Segment Start: RECORD EXTRACTS

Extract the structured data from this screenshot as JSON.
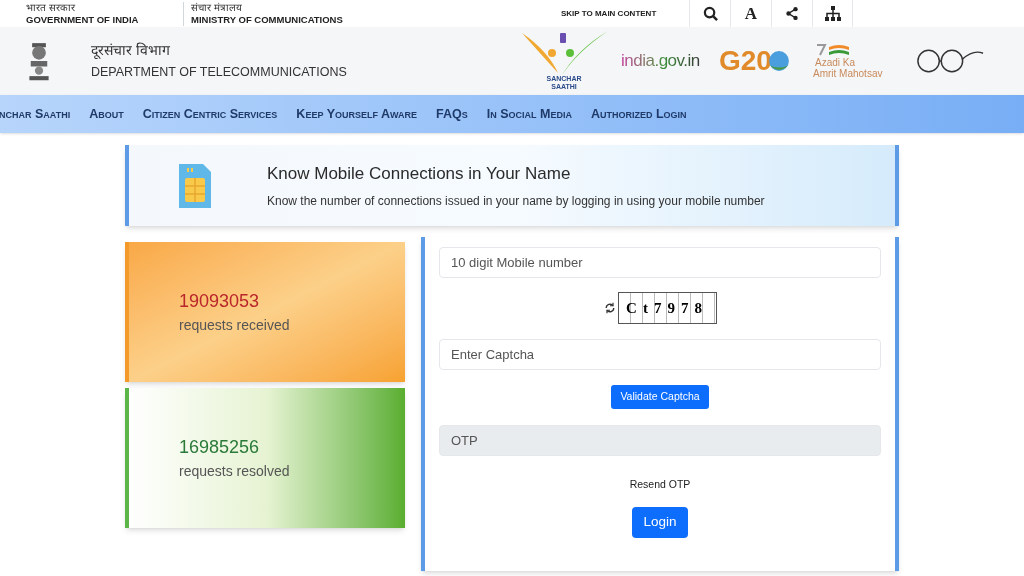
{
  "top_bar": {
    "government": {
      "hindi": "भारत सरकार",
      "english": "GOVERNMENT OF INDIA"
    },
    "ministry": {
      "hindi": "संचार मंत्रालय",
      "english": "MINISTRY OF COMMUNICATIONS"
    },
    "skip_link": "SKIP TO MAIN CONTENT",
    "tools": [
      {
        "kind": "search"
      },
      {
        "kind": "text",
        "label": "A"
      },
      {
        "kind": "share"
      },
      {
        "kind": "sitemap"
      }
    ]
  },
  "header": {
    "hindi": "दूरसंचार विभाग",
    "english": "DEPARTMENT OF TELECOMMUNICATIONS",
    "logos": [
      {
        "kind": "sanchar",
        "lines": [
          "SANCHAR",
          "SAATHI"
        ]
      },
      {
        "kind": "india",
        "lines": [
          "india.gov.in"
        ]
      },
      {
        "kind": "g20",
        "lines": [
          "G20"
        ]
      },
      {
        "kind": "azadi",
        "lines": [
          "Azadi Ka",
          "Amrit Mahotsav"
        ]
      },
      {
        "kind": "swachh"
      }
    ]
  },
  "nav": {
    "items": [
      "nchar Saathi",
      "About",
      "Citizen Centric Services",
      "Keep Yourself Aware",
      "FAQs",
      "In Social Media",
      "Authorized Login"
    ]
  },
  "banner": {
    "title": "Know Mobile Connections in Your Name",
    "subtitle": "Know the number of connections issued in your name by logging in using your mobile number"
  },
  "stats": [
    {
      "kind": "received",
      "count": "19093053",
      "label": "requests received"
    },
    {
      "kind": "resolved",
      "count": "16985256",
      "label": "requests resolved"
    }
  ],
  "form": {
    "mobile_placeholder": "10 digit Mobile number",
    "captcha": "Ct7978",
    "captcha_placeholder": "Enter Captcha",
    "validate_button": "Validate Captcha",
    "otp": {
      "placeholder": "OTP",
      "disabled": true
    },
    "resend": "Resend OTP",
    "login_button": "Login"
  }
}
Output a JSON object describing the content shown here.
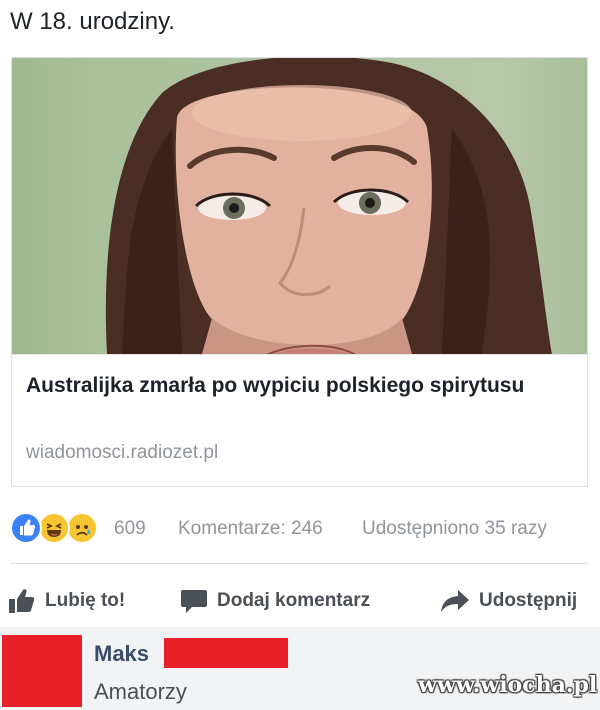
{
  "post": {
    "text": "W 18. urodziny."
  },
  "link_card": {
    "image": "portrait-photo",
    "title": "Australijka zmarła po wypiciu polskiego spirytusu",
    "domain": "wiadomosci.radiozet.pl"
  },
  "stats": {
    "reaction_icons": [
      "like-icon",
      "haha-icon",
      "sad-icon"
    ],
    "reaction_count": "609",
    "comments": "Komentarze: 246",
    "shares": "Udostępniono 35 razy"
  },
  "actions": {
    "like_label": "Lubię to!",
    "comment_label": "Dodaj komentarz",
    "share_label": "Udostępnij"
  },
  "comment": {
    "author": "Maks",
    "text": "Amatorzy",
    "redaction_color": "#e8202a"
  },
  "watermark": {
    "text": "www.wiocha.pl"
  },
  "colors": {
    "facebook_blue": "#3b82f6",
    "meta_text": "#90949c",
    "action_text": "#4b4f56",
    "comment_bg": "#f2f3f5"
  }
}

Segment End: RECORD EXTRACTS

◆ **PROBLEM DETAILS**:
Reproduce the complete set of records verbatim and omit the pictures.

◆ **ANSWER TO THE PROBLEM**:
Extract the structured data from this screenshot as JSON.
{
  "top_bar": {
    "government": {
      "hindi": "भारत सरकार",
      "english": "GOVERNMENT OF INDIA"
    },
    "ministry": {
      "hindi": "संचार मंत्रालय",
      "english": "MINISTRY OF COMMUNICATIONS"
    },
    "skip_link": "SKIP TO MAIN CONTENT",
    "tools": [
      {
        "kind": "search"
      },
      {
        "kind": "text",
        "label": "A"
      },
      {
        "kind": "share"
      },
      {
        "kind": "sitemap"
      }
    ]
  },
  "header": {
    "hindi": "दूरसंचार विभाग",
    "english": "DEPARTMENT OF TELECOMMUNICATIONS",
    "logos": [
      {
        "kind": "sanchar",
        "lines": [
          "SANCHAR",
          "SAATHI"
        ]
      },
      {
        "kind": "india",
        "lines": [
          "india.gov.in"
        ]
      },
      {
        "kind": "g20",
        "lines": [
          "G20"
        ]
      },
      {
        "kind": "azadi",
        "lines": [
          "Azadi Ka",
          "Amrit Mahotsav"
        ]
      },
      {
        "kind": "swachh"
      }
    ]
  },
  "nav": {
    "items": [
      "nchar Saathi",
      "About",
      "Citizen Centric Services",
      "Keep Yourself Aware",
      "FAQs",
      "In Social Media",
      "Authorized Login"
    ]
  },
  "banner": {
    "title": "Know Mobile Connections in Your Name",
    "subtitle": "Know the number of connections issued in your name by logging in using your mobile number"
  },
  "stats": [
    {
      "kind": "received",
      "count": "19093053",
      "label": "requests received"
    },
    {
      "kind": "resolved",
      "count": "16985256",
      "label": "requests resolved"
    }
  ],
  "form": {
    "mobile_placeholder": "10 digit Mobile number",
    "captcha": "Ct7978",
    "captcha_placeholder": "Enter Captcha",
    "validate_button": "Validate Captcha",
    "otp": {
      "placeholder": "OTP",
      "disabled": true
    },
    "resend": "Resend OTP",
    "login_button": "Login"
  }
}
Output a JSON object describing the content shown here.
{
  "post": {
    "text": "W 18. urodziny."
  },
  "link_card": {
    "image": "portrait-photo",
    "title": "Australijka zmarła po wypiciu polskiego spirytusu",
    "domain": "wiadomosci.radiozet.pl"
  },
  "stats": {
    "reaction_icons": [
      "like-icon",
      "haha-icon",
      "sad-icon"
    ],
    "reaction_count": "609",
    "comments": "Komentarze: 246",
    "shares": "Udostępniono 35 razy"
  },
  "actions": {
    "like_label": "Lubię to!",
    "comment_label": "Dodaj komentarz",
    "share_label": "Udostępnij"
  },
  "comment": {
    "author": "Maks",
    "text": "Amatorzy",
    "redaction_color": "#e8202a"
  },
  "watermark": {
    "text": "www.wiocha.pl"
  },
  "colors": {
    "facebook_blue": "#3b82f6",
    "meta_text": "#90949c",
    "action_text": "#4b4f56",
    "comment_bg": "#f2f3f5"
  }
}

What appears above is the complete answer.